### Problem statement
The answer must consist of every line from the entries below that contains the word "details".

[Data extracted from a collection]

▬▬▬▬▬▬▬▬▬▬

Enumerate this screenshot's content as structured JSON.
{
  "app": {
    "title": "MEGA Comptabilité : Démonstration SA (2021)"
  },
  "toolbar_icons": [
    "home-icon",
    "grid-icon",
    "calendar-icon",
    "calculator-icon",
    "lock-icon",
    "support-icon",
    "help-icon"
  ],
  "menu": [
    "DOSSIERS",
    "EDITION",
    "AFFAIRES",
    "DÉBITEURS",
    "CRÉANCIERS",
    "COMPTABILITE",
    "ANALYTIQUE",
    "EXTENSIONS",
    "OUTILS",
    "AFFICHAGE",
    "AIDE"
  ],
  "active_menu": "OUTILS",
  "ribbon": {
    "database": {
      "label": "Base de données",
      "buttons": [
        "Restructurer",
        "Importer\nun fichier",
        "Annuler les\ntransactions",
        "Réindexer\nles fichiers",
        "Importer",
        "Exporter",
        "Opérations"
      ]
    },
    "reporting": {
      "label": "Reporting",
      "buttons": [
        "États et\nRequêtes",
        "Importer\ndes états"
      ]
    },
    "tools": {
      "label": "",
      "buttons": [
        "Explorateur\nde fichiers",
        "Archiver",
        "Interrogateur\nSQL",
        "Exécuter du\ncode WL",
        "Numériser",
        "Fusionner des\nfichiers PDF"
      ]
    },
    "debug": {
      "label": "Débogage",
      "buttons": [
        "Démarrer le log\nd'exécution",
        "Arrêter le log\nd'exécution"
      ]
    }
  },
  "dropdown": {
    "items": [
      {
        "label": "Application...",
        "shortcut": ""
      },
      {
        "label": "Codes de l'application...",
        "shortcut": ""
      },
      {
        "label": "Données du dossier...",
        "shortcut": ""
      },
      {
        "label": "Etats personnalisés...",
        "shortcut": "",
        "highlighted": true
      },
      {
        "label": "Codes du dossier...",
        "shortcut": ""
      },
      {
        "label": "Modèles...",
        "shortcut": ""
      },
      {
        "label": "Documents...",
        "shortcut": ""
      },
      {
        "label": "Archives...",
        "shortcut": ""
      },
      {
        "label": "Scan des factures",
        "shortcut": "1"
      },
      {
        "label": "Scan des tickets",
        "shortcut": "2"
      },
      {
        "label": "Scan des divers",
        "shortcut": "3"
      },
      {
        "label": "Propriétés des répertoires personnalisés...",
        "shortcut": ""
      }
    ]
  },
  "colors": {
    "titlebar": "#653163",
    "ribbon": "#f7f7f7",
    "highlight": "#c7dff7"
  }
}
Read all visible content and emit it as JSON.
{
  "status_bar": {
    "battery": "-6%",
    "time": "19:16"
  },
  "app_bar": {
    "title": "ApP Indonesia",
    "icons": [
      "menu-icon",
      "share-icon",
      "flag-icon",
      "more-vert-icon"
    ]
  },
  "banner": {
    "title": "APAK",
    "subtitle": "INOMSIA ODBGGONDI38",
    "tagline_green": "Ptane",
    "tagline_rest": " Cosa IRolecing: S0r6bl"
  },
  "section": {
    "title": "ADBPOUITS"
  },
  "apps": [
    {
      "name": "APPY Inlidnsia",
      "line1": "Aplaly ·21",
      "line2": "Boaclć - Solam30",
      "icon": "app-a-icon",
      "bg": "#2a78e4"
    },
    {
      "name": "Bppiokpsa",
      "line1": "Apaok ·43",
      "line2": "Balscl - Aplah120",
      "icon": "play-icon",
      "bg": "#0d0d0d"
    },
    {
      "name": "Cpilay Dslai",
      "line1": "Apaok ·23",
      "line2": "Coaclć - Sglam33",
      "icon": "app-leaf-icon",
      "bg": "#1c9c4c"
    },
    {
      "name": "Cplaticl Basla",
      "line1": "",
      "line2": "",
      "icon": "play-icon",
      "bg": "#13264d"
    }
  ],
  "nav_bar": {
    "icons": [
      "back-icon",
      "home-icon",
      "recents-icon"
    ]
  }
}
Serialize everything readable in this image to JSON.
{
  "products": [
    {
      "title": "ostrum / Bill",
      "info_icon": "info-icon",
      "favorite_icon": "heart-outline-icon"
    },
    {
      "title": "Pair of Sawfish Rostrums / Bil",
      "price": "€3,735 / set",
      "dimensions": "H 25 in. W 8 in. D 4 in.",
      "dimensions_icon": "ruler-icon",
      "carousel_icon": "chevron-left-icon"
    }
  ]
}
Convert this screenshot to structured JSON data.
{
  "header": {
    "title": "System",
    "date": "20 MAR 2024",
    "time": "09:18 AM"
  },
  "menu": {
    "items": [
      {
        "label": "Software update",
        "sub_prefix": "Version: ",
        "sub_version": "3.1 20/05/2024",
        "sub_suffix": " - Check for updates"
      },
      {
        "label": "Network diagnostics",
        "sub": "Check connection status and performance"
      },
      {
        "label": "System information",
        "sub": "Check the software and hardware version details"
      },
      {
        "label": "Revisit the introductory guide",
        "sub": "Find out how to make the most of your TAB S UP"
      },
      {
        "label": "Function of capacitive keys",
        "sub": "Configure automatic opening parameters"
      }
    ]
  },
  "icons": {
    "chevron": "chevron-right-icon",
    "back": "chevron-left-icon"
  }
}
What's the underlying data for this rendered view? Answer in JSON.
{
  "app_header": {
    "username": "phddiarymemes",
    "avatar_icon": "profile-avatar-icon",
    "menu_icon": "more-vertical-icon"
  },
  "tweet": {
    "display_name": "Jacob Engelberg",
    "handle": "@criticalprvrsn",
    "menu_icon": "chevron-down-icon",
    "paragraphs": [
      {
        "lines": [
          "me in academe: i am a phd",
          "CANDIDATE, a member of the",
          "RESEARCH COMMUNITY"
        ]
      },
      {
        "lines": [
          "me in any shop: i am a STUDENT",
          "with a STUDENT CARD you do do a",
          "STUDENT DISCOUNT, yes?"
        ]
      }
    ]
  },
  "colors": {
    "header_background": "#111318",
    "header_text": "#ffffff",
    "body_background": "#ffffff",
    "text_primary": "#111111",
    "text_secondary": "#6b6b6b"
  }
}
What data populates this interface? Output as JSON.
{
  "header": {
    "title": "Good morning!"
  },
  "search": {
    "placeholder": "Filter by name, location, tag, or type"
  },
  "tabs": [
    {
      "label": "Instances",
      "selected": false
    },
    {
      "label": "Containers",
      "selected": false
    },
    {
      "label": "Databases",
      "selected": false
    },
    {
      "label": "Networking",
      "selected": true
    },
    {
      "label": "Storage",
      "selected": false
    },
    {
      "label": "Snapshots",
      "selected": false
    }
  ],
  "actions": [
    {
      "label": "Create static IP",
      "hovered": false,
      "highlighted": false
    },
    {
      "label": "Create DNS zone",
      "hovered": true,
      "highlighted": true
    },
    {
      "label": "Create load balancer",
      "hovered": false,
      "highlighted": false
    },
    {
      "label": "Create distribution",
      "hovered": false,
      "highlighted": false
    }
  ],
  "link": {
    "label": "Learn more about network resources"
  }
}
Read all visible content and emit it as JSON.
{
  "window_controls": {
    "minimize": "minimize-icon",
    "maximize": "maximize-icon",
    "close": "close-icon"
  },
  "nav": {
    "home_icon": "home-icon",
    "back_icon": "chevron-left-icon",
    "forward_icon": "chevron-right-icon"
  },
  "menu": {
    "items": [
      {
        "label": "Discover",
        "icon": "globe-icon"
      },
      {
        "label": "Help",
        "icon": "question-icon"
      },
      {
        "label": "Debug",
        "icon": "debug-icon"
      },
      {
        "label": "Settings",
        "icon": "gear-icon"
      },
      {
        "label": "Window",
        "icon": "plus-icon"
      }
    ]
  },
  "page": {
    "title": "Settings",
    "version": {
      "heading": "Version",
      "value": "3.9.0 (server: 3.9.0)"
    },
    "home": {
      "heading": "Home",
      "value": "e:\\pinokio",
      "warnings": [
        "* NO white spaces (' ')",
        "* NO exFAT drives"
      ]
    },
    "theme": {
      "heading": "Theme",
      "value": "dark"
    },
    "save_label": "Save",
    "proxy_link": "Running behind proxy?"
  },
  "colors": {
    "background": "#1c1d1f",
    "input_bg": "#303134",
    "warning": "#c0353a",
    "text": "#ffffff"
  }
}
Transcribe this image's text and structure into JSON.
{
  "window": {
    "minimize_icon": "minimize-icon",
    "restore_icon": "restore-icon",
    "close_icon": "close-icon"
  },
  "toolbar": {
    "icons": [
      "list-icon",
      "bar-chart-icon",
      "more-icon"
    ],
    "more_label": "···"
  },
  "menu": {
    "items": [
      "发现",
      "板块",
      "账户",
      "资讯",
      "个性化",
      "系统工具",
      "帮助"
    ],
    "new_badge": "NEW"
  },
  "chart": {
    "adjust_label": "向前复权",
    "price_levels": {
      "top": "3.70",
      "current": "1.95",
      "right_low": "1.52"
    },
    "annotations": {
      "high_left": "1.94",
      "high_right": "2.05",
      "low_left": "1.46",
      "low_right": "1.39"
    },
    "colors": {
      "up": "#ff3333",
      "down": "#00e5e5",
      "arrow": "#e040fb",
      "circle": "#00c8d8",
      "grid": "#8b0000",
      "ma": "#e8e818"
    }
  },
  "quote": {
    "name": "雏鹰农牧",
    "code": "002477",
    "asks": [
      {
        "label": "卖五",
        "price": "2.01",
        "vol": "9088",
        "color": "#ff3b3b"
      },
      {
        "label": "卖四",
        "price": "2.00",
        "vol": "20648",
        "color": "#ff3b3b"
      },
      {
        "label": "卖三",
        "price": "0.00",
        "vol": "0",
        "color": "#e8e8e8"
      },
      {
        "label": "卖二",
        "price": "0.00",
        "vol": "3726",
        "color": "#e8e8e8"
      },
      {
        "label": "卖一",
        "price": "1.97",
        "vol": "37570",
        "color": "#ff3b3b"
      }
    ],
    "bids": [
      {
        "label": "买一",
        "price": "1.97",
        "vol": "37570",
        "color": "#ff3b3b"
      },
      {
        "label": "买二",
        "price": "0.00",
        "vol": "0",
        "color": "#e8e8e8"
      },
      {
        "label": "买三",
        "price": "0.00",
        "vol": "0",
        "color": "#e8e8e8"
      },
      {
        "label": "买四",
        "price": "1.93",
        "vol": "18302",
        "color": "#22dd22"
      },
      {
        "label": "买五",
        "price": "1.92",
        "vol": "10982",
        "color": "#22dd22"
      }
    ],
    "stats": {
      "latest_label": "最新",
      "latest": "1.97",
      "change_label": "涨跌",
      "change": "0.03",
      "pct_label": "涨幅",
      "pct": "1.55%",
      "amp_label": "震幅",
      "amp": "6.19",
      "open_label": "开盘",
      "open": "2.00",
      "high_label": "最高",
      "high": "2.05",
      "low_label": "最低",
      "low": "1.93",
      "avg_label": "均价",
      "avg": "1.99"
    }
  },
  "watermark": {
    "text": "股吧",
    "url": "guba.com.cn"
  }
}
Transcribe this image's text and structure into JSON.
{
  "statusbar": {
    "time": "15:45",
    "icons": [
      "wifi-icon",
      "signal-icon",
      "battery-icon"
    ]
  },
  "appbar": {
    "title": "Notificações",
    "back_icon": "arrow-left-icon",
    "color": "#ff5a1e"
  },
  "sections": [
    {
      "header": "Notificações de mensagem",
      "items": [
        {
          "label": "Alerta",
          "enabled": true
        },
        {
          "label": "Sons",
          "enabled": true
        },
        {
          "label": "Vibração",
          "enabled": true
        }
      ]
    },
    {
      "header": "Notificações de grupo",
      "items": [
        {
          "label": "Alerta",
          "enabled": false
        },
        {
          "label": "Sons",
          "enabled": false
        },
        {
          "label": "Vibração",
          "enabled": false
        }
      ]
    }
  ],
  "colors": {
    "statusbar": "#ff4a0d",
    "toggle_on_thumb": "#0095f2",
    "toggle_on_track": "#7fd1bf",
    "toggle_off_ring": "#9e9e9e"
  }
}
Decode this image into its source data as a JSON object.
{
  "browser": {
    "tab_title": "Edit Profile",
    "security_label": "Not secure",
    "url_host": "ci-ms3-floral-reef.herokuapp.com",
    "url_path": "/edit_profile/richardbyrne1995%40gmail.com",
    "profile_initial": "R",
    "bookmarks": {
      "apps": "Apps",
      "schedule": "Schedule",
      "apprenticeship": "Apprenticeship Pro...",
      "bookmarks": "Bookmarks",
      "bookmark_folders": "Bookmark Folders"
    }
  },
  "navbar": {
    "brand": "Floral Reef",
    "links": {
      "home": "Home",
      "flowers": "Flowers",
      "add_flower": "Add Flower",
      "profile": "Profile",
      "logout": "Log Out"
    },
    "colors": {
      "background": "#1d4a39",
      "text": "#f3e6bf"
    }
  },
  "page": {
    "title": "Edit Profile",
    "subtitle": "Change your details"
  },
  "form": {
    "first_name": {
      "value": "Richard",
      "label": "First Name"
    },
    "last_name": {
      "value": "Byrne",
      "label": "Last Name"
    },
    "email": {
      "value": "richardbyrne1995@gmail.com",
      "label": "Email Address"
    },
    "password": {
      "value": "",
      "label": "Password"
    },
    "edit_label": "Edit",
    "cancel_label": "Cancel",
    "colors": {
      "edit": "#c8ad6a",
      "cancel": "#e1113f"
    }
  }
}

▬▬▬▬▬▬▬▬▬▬

### Response for this exercise
        "sub": "Check the software and hardware version details"
    "subtitle": "Change your details"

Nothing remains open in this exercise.